Top 5 Ways to annoy a German

#5: Make 'em "Say something in German"
There is nothing worse than being put on the spot to blurt out some random German phrase for the amusement and entertainment of English speakers. At least give us something to translate. Even then it's awkward but at least we have a straw to hold on to. No matter what I would say otherwise, would please you. After I say the German phrase, Americans tend to be disappointed with my selection anyways. The only way to make your audience happy, is to include lots of throatal "ch" sound. That's really all they want to hear anyway. I always feel like some bizarre circus act, Hans the Bilingulist.
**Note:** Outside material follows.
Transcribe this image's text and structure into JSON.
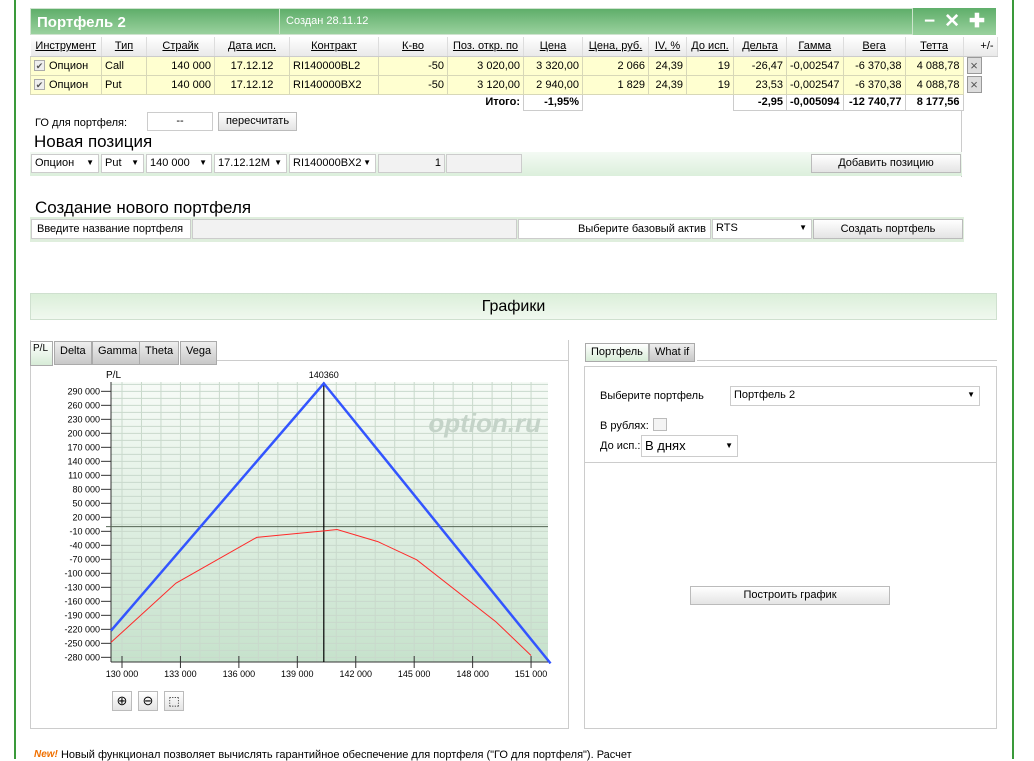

#4: Make 'em learn Geography
Almost every American has some sort of connection to Germany. A lot of members of the armed forces served over seas. They usually served at a base in some small German village nobody has ever heard of. Yet I am always expected to know all about it. Have I ever heard of Hinterstabholzingen? Probably not. So please don't look so sad when I don't know what you are talking about. What adds to the confusion is the fact some cities are just  pronounced weirdly by English speakers, so maybe I do know the place you are talking about, but I have no idea what you are saying.
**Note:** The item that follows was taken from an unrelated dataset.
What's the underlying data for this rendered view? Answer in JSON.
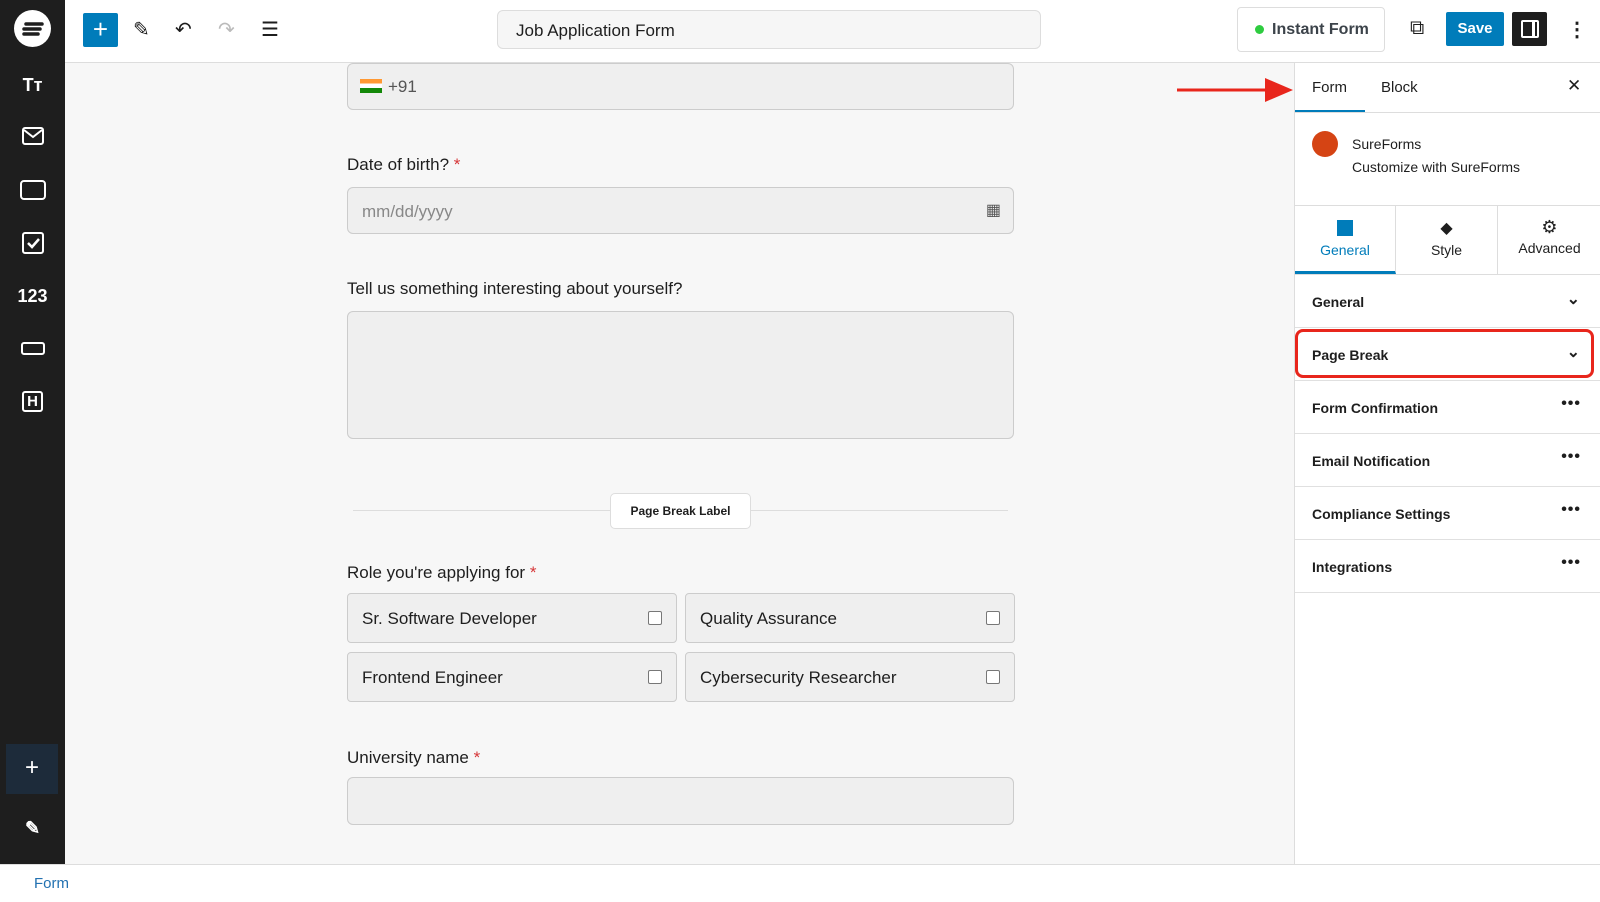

#3: Bring up Hitler, Nazis and the World Wars 
Germans are taught to take anything Third Reich related very seriously. Whenever Nazis are brought up in Germany it usually is in a historical context that will lead to serious discussions. Therefore whenever Americans bring it up in joking matter it will make every German cringe.

#2: Mention Sauerkraut and Bratwurst a lot in conversation
Yes, Germans like sauerkraut and brats, but just because we eat that stuff, doesn't mean we want to talk about it 24/7. When I look at a vending machine trying to find a candy bar, I don't need snipe comments that I won't find any sauerkraut in there.
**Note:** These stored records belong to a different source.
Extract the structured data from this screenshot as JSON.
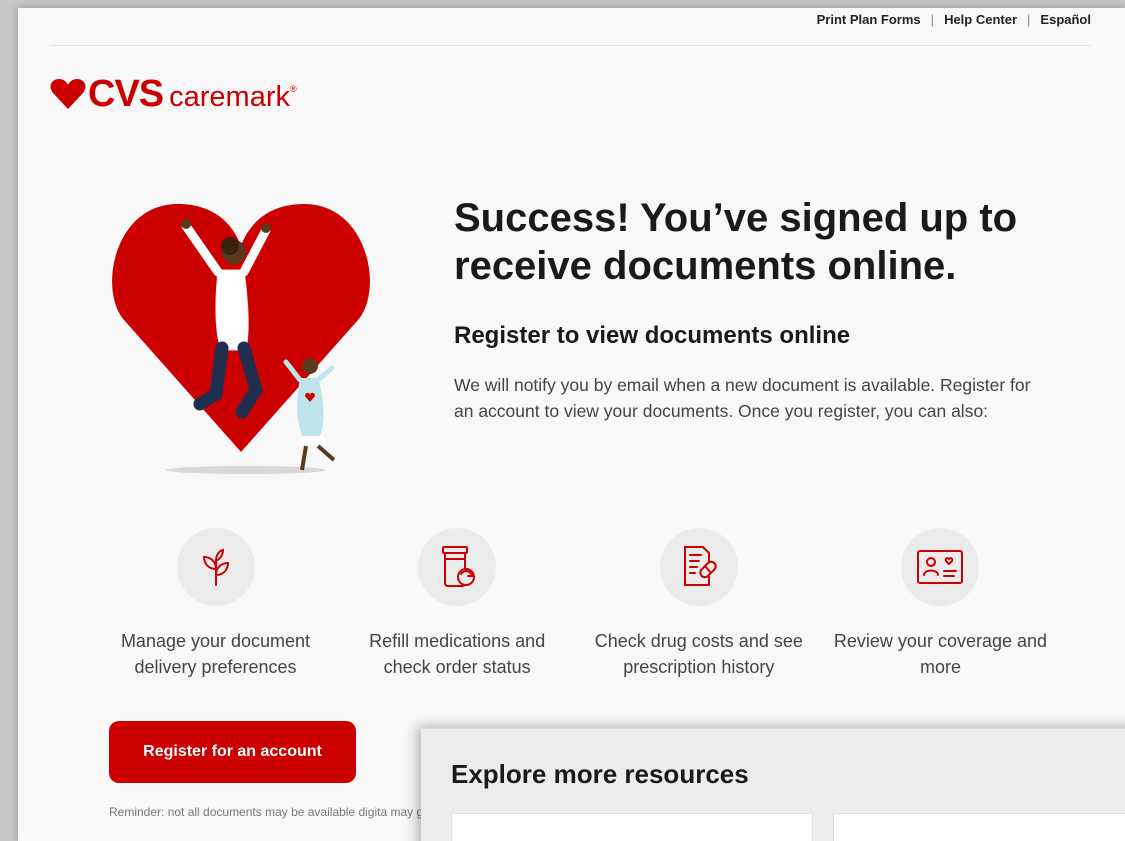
{
  "utility_nav": {
    "print_plan_forms": "Print Plan Forms",
    "help_center": "Help Center",
    "espanol": "Español",
    "separator": "|"
  },
  "logo": {
    "cvs": "CVS",
    "caremark": "caremark",
    "registered": "®"
  },
  "brand_colors": {
    "red": "#cc0000",
    "icon_bg": "#ebebeb"
  },
  "hero": {
    "headline": "Success! You’ve signed up to receive documents online.",
    "subhead": "Register to view documents online",
    "intro": "We will notify you by email when a new document is available. Register for an account to view your documents. Once you register, you can also:",
    "illustration": "heart-with-jumping-mother-and-daughter"
  },
  "features": [
    {
      "icon": "sprout-icon",
      "label": "Manage your document delivery preferences"
    },
    {
      "icon": "pill-bottle-refill-icon",
      "label": "Refill medications and check order status"
    },
    {
      "icon": "prescription-document-icon",
      "label": "Check drug costs and see prescription history"
    },
    {
      "icon": "member-id-card-icon",
      "label": "Review your coverage and more"
    }
  ],
  "register_button": "Register for an account",
  "reminder": "Reminder: not all documents may be available digita may get some paper statements until then. You may",
  "explore": {
    "title": "Explore more resources"
  }
}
#1: Proclaim "German's love David Hasselhoff."
Yes, there was a time when The Hoff had a few hits in the Old Country. He sang "I've been looking for Freedom" during German Reunification. It fit at the time. If Germans had know that they'd be hassled about that for decades to come they would have gladly refused David's visa. Now we are stuck with a dark musical past and would like to move on, but you Americans won't let us. I looked it up on Youtube just to see how bad it really was, and it was even worse then I remember. So if you really want to annoy a German bring it up, but don't say I didn't warn you if you get a German evil stare.

Friday, August 5, 2011

How to get German television in the USA

One of the easiest ways of getting real German television into your home, is to subscribe to Dish Network. Dish provides several international programming options, one of which is a German one. Unfortunately the international channels are not included in the basic price. You have to pay extra for them. Once you are subscribed you'll be able to watch Deutsche Well, Euronews, German Kino Plus, My Sports Germany (a channel featuring full lenght sporting events), as well as Pro7Sat1 Welt. The package will cost you $29.99. According to Pro7Sat1 Welt, you are also able to receive their station through Verizon Fios TV, which is not available everywhere.
If you are lucky, some local PBS stations will carry some Deutsche Welle programming. Sometimes they will only carry the English speaking news programming though.
There are also plenty of Internet options when it comes to watching original German programming. First and foremost all of the German public tv stations have a great Internet video library. Here you can follow all your German soaps, news, and documentaries that air on ARD ( ZDF( In addition the WDR and other regional stations offer the same service with their programming. Looking at the private sector TV station it becomes a little fishy. Even though RTL offers internet video, most of their programming is region blocked in the US. If you are looking for German comedies outside the government tv stations you can find lots of them at . legally offers complete episodes of several comedies such as the German version of the office Stromberg and TV Total. It also features several German stand up comedians.
Another good option for German movies is Netflix. The online video rental service offers a large selection of German titles for rent or live streaming. Unfortunately the selection is rather one sided. Most of what they offer is World War 2 related. But you can find pretty much every movie Werner Herzog ever made, along with a large LGBT selection.
Last but not least, you can always go to Youtube. Good luck finding complete episodes there though.